The tree is only four feet tall, not much of a safe place for a frantic little bird, and I began looking through the branches for the poor little critter, intending on grabbing it and putting it out the door. The wren, it seems, had other ideas. It had made friends with a small, brown artificial partridge, the last survivor of a box purchased at a floral supply house at the end of the 1980's.It was sitting very still-trying to hide- next to it's new friend. Truth be known, the artificial avids never actually looked much like partridges...and now that I think about it, peering in to the branches of the tree, it does look a lot like a Carolina wren.

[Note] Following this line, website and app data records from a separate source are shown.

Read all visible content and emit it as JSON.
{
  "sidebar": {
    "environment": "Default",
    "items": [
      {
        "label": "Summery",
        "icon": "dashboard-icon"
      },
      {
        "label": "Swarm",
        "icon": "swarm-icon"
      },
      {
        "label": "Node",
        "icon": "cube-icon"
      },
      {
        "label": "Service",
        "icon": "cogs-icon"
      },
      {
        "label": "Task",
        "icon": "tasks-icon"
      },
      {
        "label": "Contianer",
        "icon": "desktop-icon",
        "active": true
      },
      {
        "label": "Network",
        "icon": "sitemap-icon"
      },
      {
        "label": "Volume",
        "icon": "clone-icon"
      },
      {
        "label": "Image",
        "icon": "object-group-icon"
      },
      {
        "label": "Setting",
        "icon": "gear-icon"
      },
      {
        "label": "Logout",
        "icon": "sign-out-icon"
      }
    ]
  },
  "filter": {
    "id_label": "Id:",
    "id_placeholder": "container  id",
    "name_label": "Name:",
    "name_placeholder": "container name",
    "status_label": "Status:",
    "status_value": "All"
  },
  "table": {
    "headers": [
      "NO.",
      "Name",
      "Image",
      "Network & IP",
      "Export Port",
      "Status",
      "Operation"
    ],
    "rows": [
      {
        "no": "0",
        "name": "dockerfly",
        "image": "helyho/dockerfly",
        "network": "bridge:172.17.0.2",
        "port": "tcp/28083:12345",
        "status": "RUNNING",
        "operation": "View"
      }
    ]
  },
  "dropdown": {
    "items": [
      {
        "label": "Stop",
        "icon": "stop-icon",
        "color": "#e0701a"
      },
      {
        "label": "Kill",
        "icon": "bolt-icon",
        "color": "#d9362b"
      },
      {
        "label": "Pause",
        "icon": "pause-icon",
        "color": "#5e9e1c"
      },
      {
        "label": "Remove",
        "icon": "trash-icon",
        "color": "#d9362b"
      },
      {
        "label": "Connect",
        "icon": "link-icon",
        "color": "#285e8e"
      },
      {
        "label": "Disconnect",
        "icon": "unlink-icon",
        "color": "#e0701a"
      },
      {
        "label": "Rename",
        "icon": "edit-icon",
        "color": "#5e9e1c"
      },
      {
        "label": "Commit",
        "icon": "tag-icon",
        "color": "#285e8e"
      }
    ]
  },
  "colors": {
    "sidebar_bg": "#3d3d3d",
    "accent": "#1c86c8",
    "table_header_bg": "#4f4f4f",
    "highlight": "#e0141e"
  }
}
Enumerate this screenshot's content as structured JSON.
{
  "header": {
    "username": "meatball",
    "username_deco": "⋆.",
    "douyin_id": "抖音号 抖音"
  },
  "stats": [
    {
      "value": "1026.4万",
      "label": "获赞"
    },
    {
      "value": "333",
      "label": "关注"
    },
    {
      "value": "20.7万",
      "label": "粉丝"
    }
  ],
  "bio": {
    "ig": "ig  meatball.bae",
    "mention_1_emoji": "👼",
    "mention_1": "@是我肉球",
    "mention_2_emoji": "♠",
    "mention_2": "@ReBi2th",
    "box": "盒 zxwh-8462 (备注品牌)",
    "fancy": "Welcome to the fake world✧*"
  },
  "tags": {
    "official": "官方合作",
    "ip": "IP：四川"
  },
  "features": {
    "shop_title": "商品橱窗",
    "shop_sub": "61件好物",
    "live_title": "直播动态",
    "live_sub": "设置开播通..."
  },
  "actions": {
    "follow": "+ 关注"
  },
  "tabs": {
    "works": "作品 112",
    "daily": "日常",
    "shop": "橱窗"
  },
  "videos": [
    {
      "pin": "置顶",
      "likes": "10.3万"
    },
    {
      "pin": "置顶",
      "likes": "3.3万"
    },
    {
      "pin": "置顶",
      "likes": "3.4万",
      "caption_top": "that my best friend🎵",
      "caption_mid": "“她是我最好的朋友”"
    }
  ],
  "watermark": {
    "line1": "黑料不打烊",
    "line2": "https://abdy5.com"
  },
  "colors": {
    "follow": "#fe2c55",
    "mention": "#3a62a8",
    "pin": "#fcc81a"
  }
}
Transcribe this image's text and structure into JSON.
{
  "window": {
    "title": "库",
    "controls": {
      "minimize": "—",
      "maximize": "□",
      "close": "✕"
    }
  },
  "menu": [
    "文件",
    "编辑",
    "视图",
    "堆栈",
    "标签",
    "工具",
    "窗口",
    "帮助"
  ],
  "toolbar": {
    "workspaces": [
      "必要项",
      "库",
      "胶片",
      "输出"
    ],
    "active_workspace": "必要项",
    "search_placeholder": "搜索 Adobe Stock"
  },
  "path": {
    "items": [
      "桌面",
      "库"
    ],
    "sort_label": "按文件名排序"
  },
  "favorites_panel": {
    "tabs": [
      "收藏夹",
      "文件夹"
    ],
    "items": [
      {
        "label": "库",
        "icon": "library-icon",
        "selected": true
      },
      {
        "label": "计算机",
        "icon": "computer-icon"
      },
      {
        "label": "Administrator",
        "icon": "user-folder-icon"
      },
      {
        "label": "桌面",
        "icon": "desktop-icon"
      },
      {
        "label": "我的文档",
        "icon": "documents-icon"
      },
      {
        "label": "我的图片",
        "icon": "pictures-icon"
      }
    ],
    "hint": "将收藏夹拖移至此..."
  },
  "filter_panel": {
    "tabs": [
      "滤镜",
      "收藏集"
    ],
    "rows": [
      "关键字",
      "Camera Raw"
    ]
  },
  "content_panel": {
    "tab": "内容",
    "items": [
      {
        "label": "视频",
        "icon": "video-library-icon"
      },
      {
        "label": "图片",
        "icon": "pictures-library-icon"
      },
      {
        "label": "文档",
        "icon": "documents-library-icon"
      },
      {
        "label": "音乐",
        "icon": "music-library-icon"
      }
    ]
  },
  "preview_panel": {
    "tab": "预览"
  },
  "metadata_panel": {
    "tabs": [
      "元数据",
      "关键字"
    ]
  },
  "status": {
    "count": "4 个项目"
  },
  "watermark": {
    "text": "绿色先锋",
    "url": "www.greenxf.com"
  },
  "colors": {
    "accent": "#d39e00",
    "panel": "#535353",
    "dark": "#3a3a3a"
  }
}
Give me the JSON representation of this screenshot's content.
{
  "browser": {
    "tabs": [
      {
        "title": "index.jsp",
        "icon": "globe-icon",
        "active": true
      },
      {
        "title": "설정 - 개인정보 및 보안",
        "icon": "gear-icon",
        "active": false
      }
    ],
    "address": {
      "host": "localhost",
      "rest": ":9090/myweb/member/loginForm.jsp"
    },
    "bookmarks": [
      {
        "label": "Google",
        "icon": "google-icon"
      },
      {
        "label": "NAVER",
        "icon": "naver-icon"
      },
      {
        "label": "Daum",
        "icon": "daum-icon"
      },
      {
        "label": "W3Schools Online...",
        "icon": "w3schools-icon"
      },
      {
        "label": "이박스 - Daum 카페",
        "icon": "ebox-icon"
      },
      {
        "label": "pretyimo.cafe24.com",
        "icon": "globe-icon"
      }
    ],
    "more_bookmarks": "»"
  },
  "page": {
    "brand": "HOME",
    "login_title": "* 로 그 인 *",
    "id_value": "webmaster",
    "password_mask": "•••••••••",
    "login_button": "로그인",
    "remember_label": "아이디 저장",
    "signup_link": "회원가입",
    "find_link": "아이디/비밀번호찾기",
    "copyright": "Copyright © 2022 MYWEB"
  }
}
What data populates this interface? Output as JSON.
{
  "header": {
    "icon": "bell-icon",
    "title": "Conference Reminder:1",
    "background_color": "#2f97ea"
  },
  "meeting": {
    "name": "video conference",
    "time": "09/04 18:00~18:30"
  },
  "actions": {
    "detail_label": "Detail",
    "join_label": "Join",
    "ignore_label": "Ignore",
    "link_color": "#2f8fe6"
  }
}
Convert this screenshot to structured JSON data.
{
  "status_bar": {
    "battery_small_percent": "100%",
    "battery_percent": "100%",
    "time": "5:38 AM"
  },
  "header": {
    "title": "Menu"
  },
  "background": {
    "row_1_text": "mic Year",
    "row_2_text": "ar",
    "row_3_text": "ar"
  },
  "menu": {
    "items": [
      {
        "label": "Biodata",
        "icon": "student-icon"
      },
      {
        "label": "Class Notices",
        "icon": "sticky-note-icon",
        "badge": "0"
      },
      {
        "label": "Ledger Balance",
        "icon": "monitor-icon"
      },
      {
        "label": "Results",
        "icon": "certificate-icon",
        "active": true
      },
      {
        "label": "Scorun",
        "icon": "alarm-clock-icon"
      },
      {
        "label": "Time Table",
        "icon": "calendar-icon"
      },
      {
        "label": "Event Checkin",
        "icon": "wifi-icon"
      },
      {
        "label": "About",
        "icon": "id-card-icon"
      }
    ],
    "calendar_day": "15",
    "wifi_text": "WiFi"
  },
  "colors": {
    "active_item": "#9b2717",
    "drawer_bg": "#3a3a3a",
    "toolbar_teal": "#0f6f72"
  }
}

I had a fleeting, OMG moment when I realized what was about to happen. Mr.Wren thought he had a girl friend. The origin of the word 'bird brain' crossed my mind just as the wren, now frustrated that the object of his affections was not only a tease, she was the bird equivalent of a blow-up doll. His reaction was to begin pecking at the artificial bird until he had pulled all the feathers off it's head and back-"Take that, you phony!" The tree was shaking violently and dried feathers were flying everywhere. There was a lot of flapping and ripping noises.
While he was busy denuding my partridge, I reached in and grabbed him. He let out a surprised little squeak.
He didn't make a sound as I lobbed him out the door. ( I was tempted to hum the Air Force Anthem, Off We Go Into The Wild, Blue Yonder. There were no appropriate Rick Springfield songs for this moment, except maybe, Love Somebody. Well, to be honest, he did try... the feathered little freak.)
I now have a twenty plus year old sad-looking, bald, yellow plastic partridge and a small pile of loose feathers. I'm sure a little Tacky Glue will take care of the problem, but neither the lovely little partridge or I will be the same. Neither will that Carolina wren, I'll bet.